== Task goal ==
Which lines of the records contain the word "active"? Show each of them.

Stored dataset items
▬▬▬

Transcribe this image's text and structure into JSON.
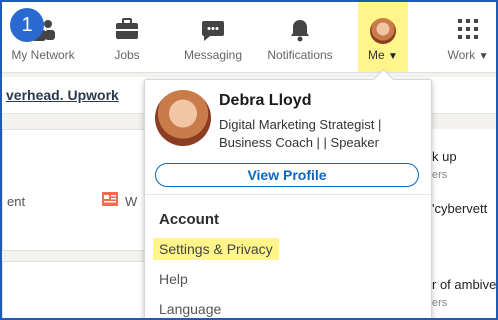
{
  "badge": "1",
  "nav": {
    "my_network": "My Network",
    "jobs": "Jobs",
    "messaging": "Messaging",
    "notifications": "Notifications",
    "me": "Me",
    "work": "Work"
  },
  "feed": {
    "promo": "verhead. Upwork",
    "left_label": "ent",
    "left_letter": "W",
    "right1": "k up",
    "right1_sub": "ers",
    "right2": "'cybervett",
    "right3": "r of ambive",
    "right3_sub": "ers"
  },
  "profile": {
    "name": "Debra Lloyd",
    "headline": "Digital Marketing Strategist | Business Coach | | Speaker",
    "view_profile": "View Profile"
  },
  "account": {
    "title": "Account",
    "items": [
      "Settings & Privacy",
      "Help",
      "Language"
    ]
  },
  "colors": {
    "highlight": "#fff58a",
    "linkedin_blue": "#0a66c2",
    "badge_blue": "#2a6ad0"
  }
}
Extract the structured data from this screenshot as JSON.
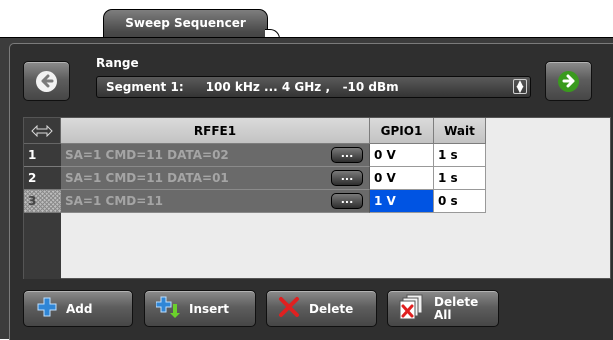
{
  "tab": {
    "label": "Sweep Sequencer"
  },
  "range": {
    "label": "Range",
    "segment_prefix": "Segment 1:",
    "segment_value": "100 kHz ... 4 GHz ,   -10 dBm"
  },
  "table": {
    "columns": {
      "rffe": "RFFE1",
      "gpio": "GPIO1",
      "wait": "Wait"
    },
    "rows": [
      {
        "num": "1",
        "rffe": "SA=1 CMD=11 DATA=02",
        "gpio": "0 V",
        "wait": "1 s"
      },
      {
        "num": "2",
        "rffe": "SA=1 CMD=11 DATA=01",
        "gpio": "0 V",
        "wait": "1 s"
      },
      {
        "num": "3",
        "rffe": "SA=1 CMD=11",
        "gpio": "1 V",
        "wait": "0 s"
      }
    ],
    "edit_button_label": "..."
  },
  "buttons": {
    "add": "Add",
    "insert": "Insert",
    "delete": "Delete",
    "delete_all_line1": "Delete",
    "delete_all_line2": "All"
  },
  "colors": {
    "accent_green": "#3a9a1e",
    "selection_blue": "#0054e3",
    "panel_dark": "#2f2f2f"
  },
  "icons": [
    "arrow-left-icon",
    "arrow-right-icon",
    "resize-columns-icon",
    "add-icon",
    "insert-icon",
    "delete-icon",
    "delete-all-icon",
    "spinner-icon"
  ]
}
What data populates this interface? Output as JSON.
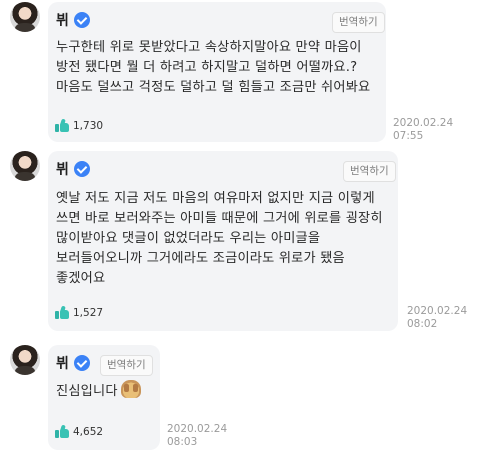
{
  "messages": [
    {
      "author": "뷔",
      "translate_label": "번역하기",
      "lines": [
        "누구한테 위로 못받았다고 속상하지말아요 만약 마음이",
        "방전 됐다면 뭘 더 하려고 하지말고 덜하면 어떨까요.?",
        "마음도 덜쓰고 걱정도 덜하고 덜 힘들고 조금만 쉬어봐요"
      ],
      "likes": "1,730",
      "date": "2020.02.24",
      "time": "07:55"
    },
    {
      "author": "뷔",
      "translate_label": "번역하기",
      "lines": [
        "옛날 저도 지금 저도 마음의 여유마저 없지만 지금 이렇게",
        "쓰면 바로 보러와주는 아미들 때문에 그거에 위로를 굉장히",
        "많이받아요 댓글이 없었더라도 우리는 아미글을",
        "보러들어오니까 그거에라도 조금이라도 위로가 됐음",
        "좋겠어요"
      ],
      "likes": "1,527",
      "date": "2020.02.24",
      "time": "08:02"
    },
    {
      "author": "뷔",
      "translate_label": "번역하기",
      "lines": [
        "진심입니다"
      ],
      "emoji": "hands-covering-face-emoji",
      "likes": "4,652",
      "date": "2020.02.24",
      "time": "08:03"
    }
  ],
  "icons": {
    "verified": "verified-badge-icon",
    "like": "thumbs-up-icon"
  },
  "colors": {
    "verified": "#3b82f6",
    "like": "#39c2b4",
    "bubble": "#f3f4f6"
  }
}
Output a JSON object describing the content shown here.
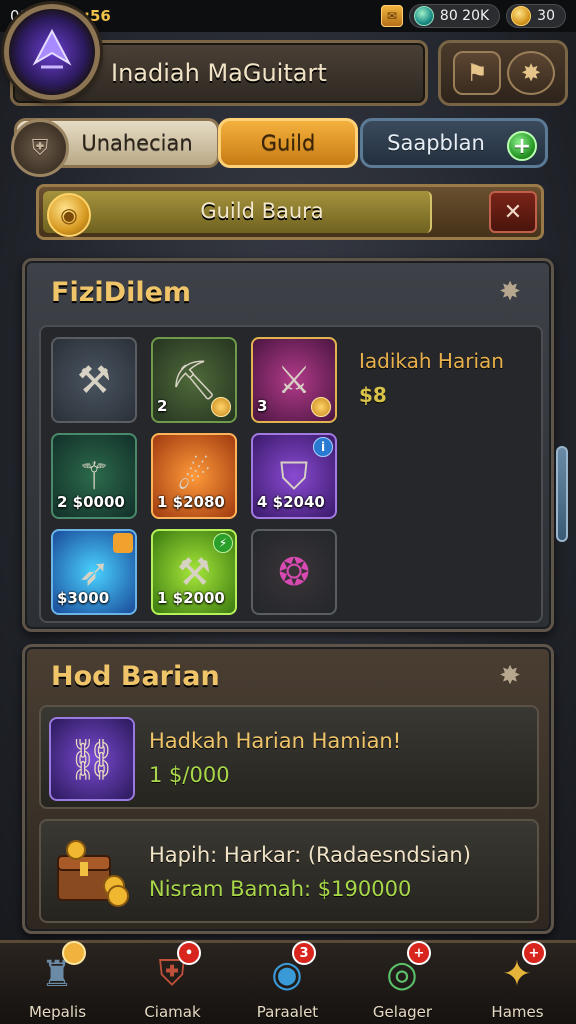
{
  "status_bar": {
    "left_text": "09",
    "clock": "11:56",
    "gem_count": "80 20K",
    "gold_count": "30"
  },
  "header": {
    "title": "Inadiah MaGuitart",
    "avatar_icon": "rune-emblem-icon",
    "button_1_icon": "banner-icon",
    "button_2_icon": "gear-icon"
  },
  "tabs": [
    {
      "label": "Unahecian",
      "icon": "shield-crest-icon",
      "active": false
    },
    {
      "label": "Guild",
      "active": true
    },
    {
      "label": "Saapblan",
      "active": false
    }
  ],
  "guild_bar": {
    "label": "Guild Baura",
    "progress": 0.88
  },
  "inventory": {
    "title": "FiziDilem",
    "selected_item": {
      "name": "Iadikah Harian",
      "price": "$8"
    },
    "slots": [
      {
        "icon": "crossed-axes-icon",
        "qty": "",
        "rarity": "gray"
      },
      {
        "icon": "armored-gauntlet-icon",
        "qty": "2",
        "rarity": "green"
      },
      {
        "icon": "golden-hammer-icon",
        "qty": "3",
        "rarity": "gold"
      },
      {
        "icon": "serpent-weapon-icon",
        "qty": "2 $0000",
        "rarity": "teal"
      },
      {
        "icon": "flaming-scythe-icon",
        "qty": "1 $2080",
        "rarity": "orange"
      },
      {
        "icon": "purple-shield-icon",
        "qty": "4 $2040",
        "rarity": "purple"
      },
      {
        "icon": "ice-bow-icon",
        "qty": "$3000",
        "rarity": "blue"
      },
      {
        "icon": "war-hammer-icon",
        "qty": "1 $2000",
        "rarity": "lime"
      },
      {
        "icon": "magic-amulet-icon",
        "qty": "",
        "rarity": "dark"
      }
    ]
  },
  "offers": {
    "title": "Hod Barian",
    "items": [
      {
        "line1": "Hadkah Harian Hamian!",
        "line2": "1 $/000",
        "icon": "purple-gauntlet-icon"
      },
      {
        "line1": "Hapih: Harkar: (Radaesndsian)",
        "line2": "Nisram Bamah: $190000",
        "icon": "treasure-chest-icon"
      }
    ]
  },
  "bottom_nav": [
    {
      "label": "Mepalis",
      "icon": "castle-icon",
      "badge": ""
    },
    {
      "label": "Ciamak",
      "icon": "shield-icon",
      "badge": "•"
    },
    {
      "label": "Paraalet",
      "icon": "blue-orb-icon",
      "badge": "3"
    },
    {
      "label": "Gelager",
      "icon": "green-orb-icon",
      "badge": "+"
    },
    {
      "label": "Hames",
      "icon": "gold-crest-icon",
      "badge": "+"
    }
  ],
  "colors": {
    "accent_gold": "#f4b13d",
    "title_gold": "#f0c56a",
    "price_green": "#a8d84a",
    "panel_bg": "#2c2f34"
  }
}
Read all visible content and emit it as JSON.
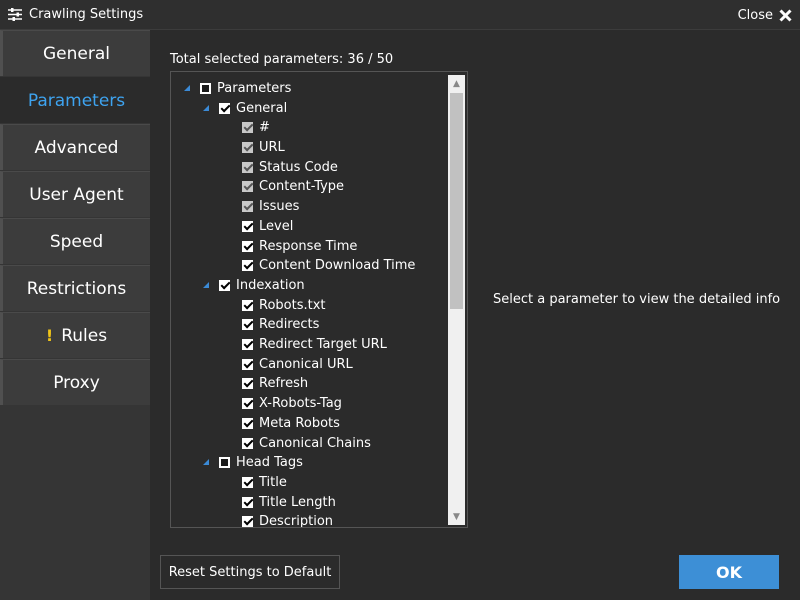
{
  "window": {
    "title": "Crawling Settings",
    "close_label": "Close"
  },
  "sidebar": {
    "items": [
      {
        "label": "General"
      },
      {
        "label": "Parameters",
        "active": true
      },
      {
        "label": "Advanced"
      },
      {
        "label": "User Agent"
      },
      {
        "label": "Speed"
      },
      {
        "label": "Restrictions"
      },
      {
        "label": "Rules",
        "warning": "!"
      },
      {
        "label": "Proxy"
      }
    ]
  },
  "main": {
    "total_label": "Total selected parameters: 36 / 50",
    "detail_info": "Select a parameter to view the detailed info",
    "tree": {
      "root": {
        "label": "Parameters",
        "checked": false
      },
      "groups": [
        {
          "label": "General",
          "checked": true,
          "items": [
            {
              "label": "#",
              "checked": true,
              "disabled": true
            },
            {
              "label": "URL",
              "checked": true,
              "disabled": true
            },
            {
              "label": "Status Code",
              "checked": true,
              "disabled": true
            },
            {
              "label": "Content-Type",
              "checked": true,
              "disabled": true
            },
            {
              "label": "Issues",
              "checked": true,
              "disabled": true
            },
            {
              "label": "Level",
              "checked": true
            },
            {
              "label": "Response Time",
              "checked": true
            },
            {
              "label": "Content Download Time",
              "checked": true
            }
          ]
        },
        {
          "label": "Indexation",
          "checked": true,
          "items": [
            {
              "label": "Robots.txt",
              "checked": true
            },
            {
              "label": "Redirects",
              "checked": true
            },
            {
              "label": "Redirect Target URL",
              "checked": true
            },
            {
              "label": "Canonical URL",
              "checked": true
            },
            {
              "label": "Refresh",
              "checked": true
            },
            {
              "label": "X-Robots-Tag",
              "checked": true
            },
            {
              "label": "Meta Robots",
              "checked": true
            },
            {
              "label": "Canonical Chains",
              "checked": true
            }
          ]
        },
        {
          "label": "Head Tags",
          "checked": false,
          "items": [
            {
              "label": "Title",
              "checked": true
            },
            {
              "label": "Title Length",
              "checked": true
            },
            {
              "label": "Description",
              "checked": true
            }
          ]
        }
      ]
    }
  },
  "footer": {
    "reset_label": "Reset Settings to Default",
    "ok_label": "OK"
  },
  "colors": {
    "accent": "#3ea3ef",
    "ok_button": "#3d8fd6",
    "warning": "#f0c419"
  }
}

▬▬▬

== Exercise response ==
      "active": false
      "active": true
      "active": false
        "active": true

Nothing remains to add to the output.